The survey respondents had a strong alignment to the IIA’s Three Lines Model demonstrating the interrelated governance roles of the board, management, and internal auditors to assure and achieve effective internal controls over financial – and more recently – sustainability reporting. Yet as entities undertake their transformational journeys, so a key skill shortage among those enacting the internal controls was highlighted. 50% of survey respondents ranked this as a key issue.
Transformation is an on-going activity for many entities. The report comments that there is a need to ensure that internal control and risk-management frameworks are agile and fit for purpose in a business environment that is increasingly expanding in scope with rapidly evolving technologies such as Cloud computing, artificial intelligence, blockchain and process mining. Non-financial disclosures are increasing being brought into the scope of internal control, which brings its own implications.
The nature of rapid change requires adaptive and agile leadership and project focus. Internal control must be integral to these advancements. The application of technology is also evolving as entities embrace the ‘fourth industrial revolution’ and connected technologies.
It is a change not only in the nature of control but a shift from a more static view to one that focuses more on near-real-time data flows, continuous and automated. 52% of respondents highlighted that increased data flows had improved their internal controls. There is also recognition of shared objectives, such as those concerned with governance over the integrity of data, and alignment to a dynamic risk culture that reacts to rapidly evolving operating models.
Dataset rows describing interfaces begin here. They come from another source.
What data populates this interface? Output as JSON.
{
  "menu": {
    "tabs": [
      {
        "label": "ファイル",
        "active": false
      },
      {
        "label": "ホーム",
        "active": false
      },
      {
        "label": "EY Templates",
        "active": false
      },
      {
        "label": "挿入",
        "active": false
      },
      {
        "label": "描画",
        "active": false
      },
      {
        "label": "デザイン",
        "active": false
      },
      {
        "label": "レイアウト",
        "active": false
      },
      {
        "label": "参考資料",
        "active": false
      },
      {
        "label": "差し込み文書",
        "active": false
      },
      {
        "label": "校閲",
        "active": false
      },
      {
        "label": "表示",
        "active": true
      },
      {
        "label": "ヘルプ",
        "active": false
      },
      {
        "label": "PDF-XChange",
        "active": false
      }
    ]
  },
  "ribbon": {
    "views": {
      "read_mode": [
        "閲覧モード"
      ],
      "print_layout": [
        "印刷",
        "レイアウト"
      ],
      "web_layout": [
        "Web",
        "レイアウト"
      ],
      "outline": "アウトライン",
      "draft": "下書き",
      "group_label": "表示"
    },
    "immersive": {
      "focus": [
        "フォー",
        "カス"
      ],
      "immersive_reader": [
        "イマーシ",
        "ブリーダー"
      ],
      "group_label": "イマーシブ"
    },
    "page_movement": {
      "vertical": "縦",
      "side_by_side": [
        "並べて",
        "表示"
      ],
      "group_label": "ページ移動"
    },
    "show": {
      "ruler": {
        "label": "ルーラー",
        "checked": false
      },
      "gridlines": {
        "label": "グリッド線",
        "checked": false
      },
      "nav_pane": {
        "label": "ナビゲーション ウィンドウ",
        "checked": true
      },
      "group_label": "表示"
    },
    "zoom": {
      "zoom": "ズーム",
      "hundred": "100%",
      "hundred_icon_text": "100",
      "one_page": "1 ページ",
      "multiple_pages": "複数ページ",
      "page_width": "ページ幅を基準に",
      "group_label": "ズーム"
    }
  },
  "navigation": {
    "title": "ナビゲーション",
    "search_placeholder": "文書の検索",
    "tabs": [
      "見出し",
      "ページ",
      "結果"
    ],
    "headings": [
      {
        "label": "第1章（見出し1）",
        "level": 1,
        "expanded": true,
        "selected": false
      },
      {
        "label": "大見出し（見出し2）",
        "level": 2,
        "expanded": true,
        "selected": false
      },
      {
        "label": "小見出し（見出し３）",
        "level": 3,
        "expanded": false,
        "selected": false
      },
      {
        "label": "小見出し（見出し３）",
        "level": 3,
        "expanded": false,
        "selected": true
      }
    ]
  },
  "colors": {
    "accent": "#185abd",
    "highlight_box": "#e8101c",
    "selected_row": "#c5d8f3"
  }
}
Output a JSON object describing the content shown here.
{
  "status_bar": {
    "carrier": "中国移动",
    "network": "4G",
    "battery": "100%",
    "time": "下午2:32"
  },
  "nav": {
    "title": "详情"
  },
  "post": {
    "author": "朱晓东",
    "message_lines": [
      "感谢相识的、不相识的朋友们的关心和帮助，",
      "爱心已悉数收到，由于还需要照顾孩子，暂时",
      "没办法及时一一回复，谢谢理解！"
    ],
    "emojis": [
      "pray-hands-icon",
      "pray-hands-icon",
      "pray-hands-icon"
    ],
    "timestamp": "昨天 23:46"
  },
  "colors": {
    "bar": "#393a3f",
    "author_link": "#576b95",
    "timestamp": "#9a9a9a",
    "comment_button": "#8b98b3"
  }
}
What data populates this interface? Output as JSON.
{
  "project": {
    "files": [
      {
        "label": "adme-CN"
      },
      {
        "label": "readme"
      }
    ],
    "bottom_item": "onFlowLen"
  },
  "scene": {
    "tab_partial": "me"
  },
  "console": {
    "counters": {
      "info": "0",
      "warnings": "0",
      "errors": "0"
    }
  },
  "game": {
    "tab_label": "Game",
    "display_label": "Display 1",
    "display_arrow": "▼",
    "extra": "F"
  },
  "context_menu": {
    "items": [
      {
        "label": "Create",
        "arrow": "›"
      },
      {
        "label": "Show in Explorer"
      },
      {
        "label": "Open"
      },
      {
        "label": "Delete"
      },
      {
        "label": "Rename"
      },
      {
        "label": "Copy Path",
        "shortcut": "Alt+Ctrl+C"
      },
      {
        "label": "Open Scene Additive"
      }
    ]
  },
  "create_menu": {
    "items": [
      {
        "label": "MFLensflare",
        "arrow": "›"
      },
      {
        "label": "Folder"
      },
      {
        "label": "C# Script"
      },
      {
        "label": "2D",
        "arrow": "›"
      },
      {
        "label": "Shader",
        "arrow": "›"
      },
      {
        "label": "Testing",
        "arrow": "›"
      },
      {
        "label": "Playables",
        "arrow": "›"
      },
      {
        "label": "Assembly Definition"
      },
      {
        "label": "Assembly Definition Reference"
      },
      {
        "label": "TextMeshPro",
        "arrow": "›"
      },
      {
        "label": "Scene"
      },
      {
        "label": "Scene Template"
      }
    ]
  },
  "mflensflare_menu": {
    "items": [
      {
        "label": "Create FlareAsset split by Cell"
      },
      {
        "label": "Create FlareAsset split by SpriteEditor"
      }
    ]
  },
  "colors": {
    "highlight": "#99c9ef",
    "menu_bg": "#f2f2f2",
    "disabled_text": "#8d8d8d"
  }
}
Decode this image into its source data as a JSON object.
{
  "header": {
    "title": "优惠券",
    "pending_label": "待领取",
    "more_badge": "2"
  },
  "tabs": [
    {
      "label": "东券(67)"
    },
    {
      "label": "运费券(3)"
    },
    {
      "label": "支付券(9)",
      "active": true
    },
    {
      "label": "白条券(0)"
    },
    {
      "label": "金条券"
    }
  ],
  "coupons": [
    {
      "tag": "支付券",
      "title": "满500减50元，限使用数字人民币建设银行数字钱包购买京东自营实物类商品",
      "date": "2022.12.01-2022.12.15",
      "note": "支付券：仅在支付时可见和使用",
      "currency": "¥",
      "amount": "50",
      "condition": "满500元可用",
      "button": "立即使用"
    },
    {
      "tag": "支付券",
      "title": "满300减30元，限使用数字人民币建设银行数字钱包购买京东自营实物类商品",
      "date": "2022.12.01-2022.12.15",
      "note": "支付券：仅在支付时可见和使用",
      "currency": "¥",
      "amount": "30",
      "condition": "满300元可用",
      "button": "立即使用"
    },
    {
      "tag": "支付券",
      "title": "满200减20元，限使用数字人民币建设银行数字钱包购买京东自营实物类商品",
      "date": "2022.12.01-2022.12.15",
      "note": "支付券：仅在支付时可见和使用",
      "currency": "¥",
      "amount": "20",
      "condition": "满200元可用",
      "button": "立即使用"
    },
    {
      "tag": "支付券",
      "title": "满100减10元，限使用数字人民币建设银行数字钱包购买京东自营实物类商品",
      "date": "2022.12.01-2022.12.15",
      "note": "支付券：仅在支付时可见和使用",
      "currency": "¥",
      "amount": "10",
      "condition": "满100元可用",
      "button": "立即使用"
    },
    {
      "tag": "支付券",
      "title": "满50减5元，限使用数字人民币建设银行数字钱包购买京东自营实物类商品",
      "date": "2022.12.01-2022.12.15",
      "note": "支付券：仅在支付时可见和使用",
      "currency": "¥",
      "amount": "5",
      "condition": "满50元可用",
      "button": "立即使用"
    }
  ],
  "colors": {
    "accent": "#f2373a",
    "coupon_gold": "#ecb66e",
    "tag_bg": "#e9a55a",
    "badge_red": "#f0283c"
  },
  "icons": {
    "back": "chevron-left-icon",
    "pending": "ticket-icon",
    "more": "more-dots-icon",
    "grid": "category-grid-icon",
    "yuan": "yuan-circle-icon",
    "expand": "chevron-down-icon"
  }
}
The skills mix required to address internal control is shifting and requires a broader range of expertise than may traditionally have been the case across all functions focused on internal controls.
1. The evolution of technology and control means that the gap in the skill sets of those involved in internal control are significant issues.
2. Technology will continue to advance and there is a risk that internal control becomes ineffective if it does not embrace the changes and automate where appropriate.
3. If non-financial reporting is to be included within the scope of internal control, then there is a need to understand the implications.
4. There needs to be an investment in the technology and data skills of those charged with internal control.